At a wedding ceremony I was performing, I raised my hand to give the final blessing. The bride misunderstood my gesture and surprised me with a high-five. Not wanting to exclude the groom, I offered him a high-five, too. Then I finally got my blessing in, amid the laughter of the guests.
From: Reader's Digest, Copyright (c) May, 1999, By Rev. Charles F. Hood, www.readersdigest.com
Source: Kitty's Daily Mews, Copyright (c) 1997-2001 All rights reserved worldwide, mailto:firstname.lastname@example.org?subject=Sub_KDM
How many sheets of paper can you get from a single tree?
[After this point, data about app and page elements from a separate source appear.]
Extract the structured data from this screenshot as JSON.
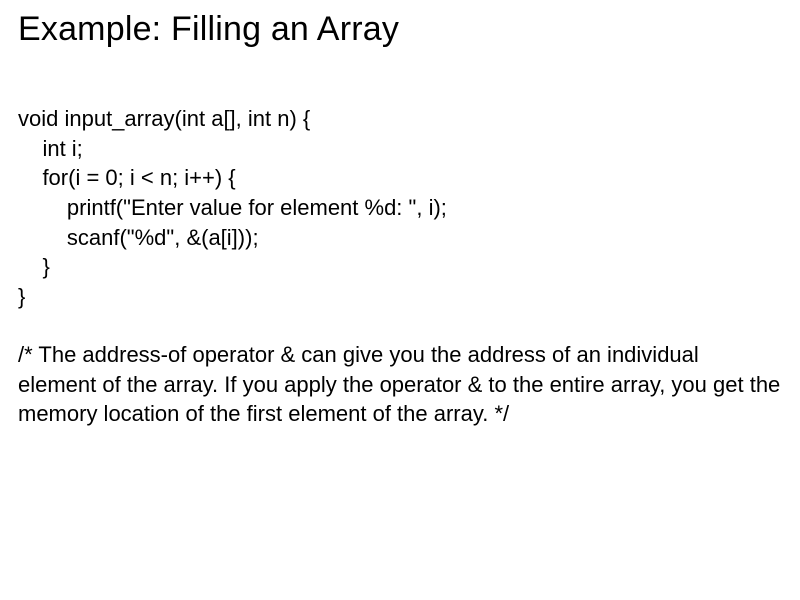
{
  "title": "Example: Filling an Array",
  "code": {
    "l1": "void input_array(int a[], int n) {",
    "l2": "    int i;",
    "l3": "    for(i = 0; i < n; i++) {",
    "l4": "        printf(\"Enter value for element %d: \", i);",
    "l5": "        scanf(\"%d\", &(a[i]));",
    "l6": "    }",
    "l7": "}"
  },
  "comment": "/* The address-of operator & can give you the address of an individual element of the array. If you apply the operator & to the entire array, you get the memory location of the first element of the array. */"
}
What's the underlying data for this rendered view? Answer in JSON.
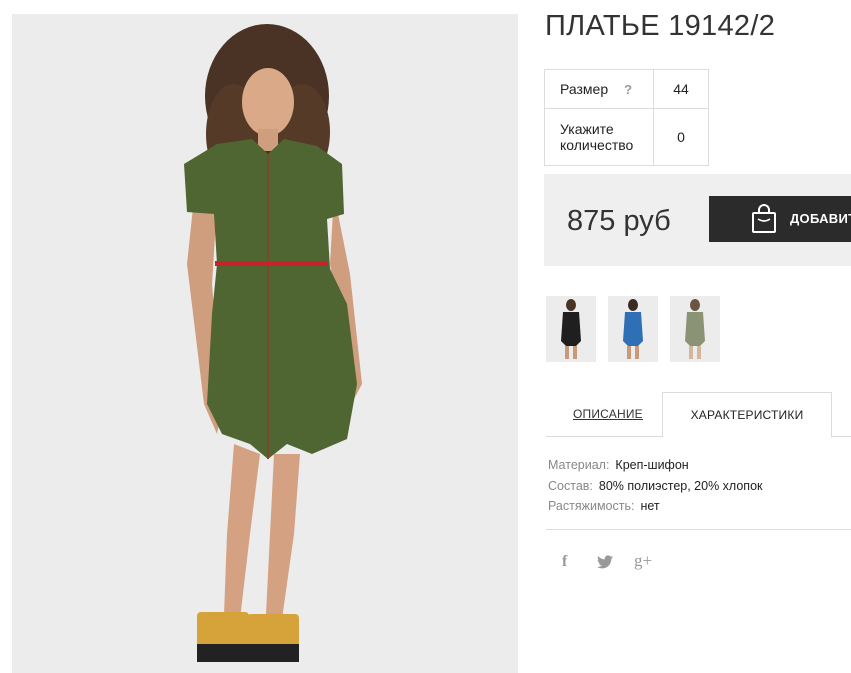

Not as simple a questions as it seems without getting into relatively complex formulas, but here goes. Most paper is made from pine trees which are typically about a foot in diameter and 60 feet tall (about 81,430 cubic inches of wood) and weighs roughly 1,610 pounds. In paper manufacturing the wood is converted to pulp and, since half of the tree is knots, lignin, etc. that is no good for paper making, the yield is about 50%. Consequently, a pine tree yields about 805 pounds of paper. A ream (500 sheets) of standard copier paper weighs around five pounds. Doing the math gives you 80,500 sheets of paper from your average tree. That's more paper than you'll probably use in your lifetime, but barely a drop in the bucket when compared to total U.S. consumption.
Source: ArcaMax Trivia www.arcamax.com